Every line below that contains "label" is to be copied.

Excerpts from an interface dataset
——————————

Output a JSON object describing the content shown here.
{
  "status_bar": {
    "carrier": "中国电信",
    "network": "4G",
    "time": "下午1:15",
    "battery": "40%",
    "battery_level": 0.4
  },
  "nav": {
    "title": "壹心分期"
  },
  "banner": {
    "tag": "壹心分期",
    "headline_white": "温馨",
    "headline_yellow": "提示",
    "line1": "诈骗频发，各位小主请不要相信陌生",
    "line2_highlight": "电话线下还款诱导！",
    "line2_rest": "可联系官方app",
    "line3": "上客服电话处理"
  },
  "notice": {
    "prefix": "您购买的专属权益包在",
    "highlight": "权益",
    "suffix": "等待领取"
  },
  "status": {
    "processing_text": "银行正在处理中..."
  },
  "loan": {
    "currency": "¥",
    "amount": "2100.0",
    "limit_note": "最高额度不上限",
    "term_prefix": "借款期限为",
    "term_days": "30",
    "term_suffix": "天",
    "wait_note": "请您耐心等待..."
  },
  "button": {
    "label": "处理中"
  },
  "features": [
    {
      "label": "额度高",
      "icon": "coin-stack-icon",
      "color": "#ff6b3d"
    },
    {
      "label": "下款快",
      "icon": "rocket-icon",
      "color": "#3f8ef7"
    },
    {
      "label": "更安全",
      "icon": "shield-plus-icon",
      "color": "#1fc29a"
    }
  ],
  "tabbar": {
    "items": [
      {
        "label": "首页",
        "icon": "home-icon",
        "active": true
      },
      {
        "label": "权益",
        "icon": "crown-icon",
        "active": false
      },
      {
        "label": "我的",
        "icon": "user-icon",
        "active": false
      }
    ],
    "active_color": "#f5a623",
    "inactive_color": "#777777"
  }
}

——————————

● **YOUR SOLUTION**
    "label": "处理中"
      "label": "额度高",
      "label": "下款快",
      "label": "更安全",
        "label": "首页",
        "label": "权益",
        "label": "我的",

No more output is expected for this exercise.